**RECORDS FOR THE EXERCISE**
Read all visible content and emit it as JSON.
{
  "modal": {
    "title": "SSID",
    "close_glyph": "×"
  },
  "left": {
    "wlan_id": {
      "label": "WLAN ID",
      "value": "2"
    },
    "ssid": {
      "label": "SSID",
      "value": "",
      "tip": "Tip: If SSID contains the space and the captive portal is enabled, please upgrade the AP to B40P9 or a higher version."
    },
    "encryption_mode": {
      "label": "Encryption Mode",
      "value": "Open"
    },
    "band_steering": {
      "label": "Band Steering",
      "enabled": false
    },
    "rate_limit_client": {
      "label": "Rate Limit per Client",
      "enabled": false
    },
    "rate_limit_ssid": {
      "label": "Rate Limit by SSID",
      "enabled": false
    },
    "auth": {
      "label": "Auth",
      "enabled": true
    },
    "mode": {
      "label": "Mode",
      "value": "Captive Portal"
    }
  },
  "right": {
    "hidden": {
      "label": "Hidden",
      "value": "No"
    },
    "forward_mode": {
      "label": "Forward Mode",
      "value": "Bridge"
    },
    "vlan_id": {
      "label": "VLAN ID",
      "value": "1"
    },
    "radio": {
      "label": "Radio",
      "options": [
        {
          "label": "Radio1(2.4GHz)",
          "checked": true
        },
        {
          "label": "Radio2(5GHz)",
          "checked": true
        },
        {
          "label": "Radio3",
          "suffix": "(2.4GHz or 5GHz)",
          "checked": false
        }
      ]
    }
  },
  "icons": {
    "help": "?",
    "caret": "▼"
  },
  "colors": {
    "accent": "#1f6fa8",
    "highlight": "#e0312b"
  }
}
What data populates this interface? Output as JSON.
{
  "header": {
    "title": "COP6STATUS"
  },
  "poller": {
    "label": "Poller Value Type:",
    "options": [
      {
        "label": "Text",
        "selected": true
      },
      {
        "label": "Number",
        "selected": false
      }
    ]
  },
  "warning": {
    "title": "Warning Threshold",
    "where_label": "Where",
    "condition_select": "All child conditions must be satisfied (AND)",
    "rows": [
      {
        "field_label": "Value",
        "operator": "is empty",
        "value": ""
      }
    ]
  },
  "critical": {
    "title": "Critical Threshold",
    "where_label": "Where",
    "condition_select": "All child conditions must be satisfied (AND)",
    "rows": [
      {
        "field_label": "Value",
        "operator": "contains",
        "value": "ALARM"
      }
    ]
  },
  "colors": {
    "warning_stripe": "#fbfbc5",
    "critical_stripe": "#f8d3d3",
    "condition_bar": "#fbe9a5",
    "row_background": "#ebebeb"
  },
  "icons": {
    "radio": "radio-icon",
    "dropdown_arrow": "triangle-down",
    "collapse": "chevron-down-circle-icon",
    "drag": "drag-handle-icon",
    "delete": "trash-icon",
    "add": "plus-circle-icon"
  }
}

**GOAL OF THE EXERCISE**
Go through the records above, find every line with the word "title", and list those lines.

**SOLUTION TO THIS PROBLEM**
    "title": "SSID",
    "title": "COP6STATUS"
    "title": "Warning Threshold",
    "title": "Critical Threshold",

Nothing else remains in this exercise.